The first was subsequently known as Mithradatum Damocrates, and the second as Theriaca Andromachi, the name Theriaca or Tiriaca being derived from the snake called Tyrus, the flesh of which was added to it by Andromachus.
The apothecaries' ordinance at Nuremberg provided that no Theriaca should in future be branded with the seal of the city unless it had been previously examined and declared worthy of the same by the doctors of medicine, and that every druggist must know the age of the Theriaca he sold.
The last public preparation of Theriaca took place at Nuremberg in 1754.
The longest, Theriaca, is an hexameter poem (958 lines) on the nature of venomous animals and the wounds which they inflict.
AEMILIUS MACER, of Verona, Roman didactic poet, author of two poems, one on birds (Ornithogonia), the other on the antidotes against the poison of serpents (Theriaca), imitated from the Greek poet Nicander of Colophon.

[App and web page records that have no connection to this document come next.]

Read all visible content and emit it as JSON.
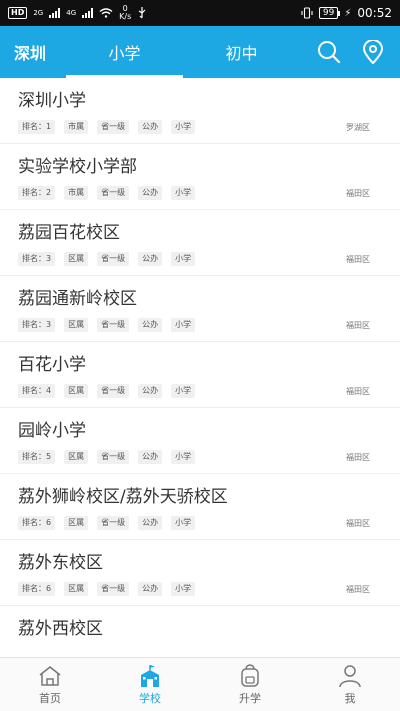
{
  "status_bar": {
    "hd_label": "HD",
    "net_label_1": "2G",
    "net_label_2": "4G",
    "speed_value": "0",
    "speed_unit": "K/s",
    "battery": "99",
    "time": "00:52"
  },
  "header": {
    "city": "深圳",
    "tabs": [
      {
        "label": "小学"
      },
      {
        "label": "初中"
      }
    ],
    "active_tab": 0,
    "accent": "#1da8e3"
  },
  "schools": [
    {
      "name": "深圳小学",
      "rank": "排名：1",
      "owner": "市属",
      "level": "省一级",
      "type": "公办",
      "stage": "小学",
      "district": "罗湖区"
    },
    {
      "name": "实验学校小学部",
      "rank": "排名：2",
      "owner": "市属",
      "level": "省一级",
      "type": "公办",
      "stage": "小学",
      "district": "福田区"
    },
    {
      "name": "荔园百花校区",
      "rank": "排名：3",
      "owner": "区属",
      "level": "省一级",
      "type": "公办",
      "stage": "小学",
      "district": "福田区"
    },
    {
      "name": "荔园通新岭校区",
      "rank": "排名：3",
      "owner": "区属",
      "level": "省一级",
      "type": "公办",
      "stage": "小学",
      "district": "福田区"
    },
    {
      "name": "百花小学",
      "rank": "排名：4",
      "owner": "区属",
      "level": "省一级",
      "type": "公办",
      "stage": "小学",
      "district": "福田区"
    },
    {
      "name": "园岭小学",
      "rank": "排名：5",
      "owner": "区属",
      "level": "省一级",
      "type": "公办",
      "stage": "小学",
      "district": "福田区"
    },
    {
      "name": "荔外狮岭校区/荔外天骄校区",
      "rank": "排名：6",
      "owner": "区属",
      "level": "省一级",
      "type": "公办",
      "stage": "小学",
      "district": "福田区"
    },
    {
      "name": "荔外东校区",
      "rank": "排名：6",
      "owner": "区属",
      "level": "省一级",
      "type": "公办",
      "stage": "小学",
      "district": "福田区"
    },
    {
      "name": "荔外西校区",
      "rank": "",
      "owner": "",
      "level": "",
      "type": "",
      "stage": "",
      "district": ""
    }
  ],
  "bottom_nav": [
    {
      "label": "首页",
      "icon": "home-icon"
    },
    {
      "label": "学校",
      "icon": "school-icon"
    },
    {
      "label": "升学",
      "icon": "backpack-icon"
    },
    {
      "label": "我",
      "icon": "user-icon"
    }
  ],
  "bottom_nav_active": 1
}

The Theriaca prepared at Venice had the highest reputation, probably because in Venice the component parts were exposed to the inspection of wise men and doctors for two months, to determine whether they were or were not fit for use.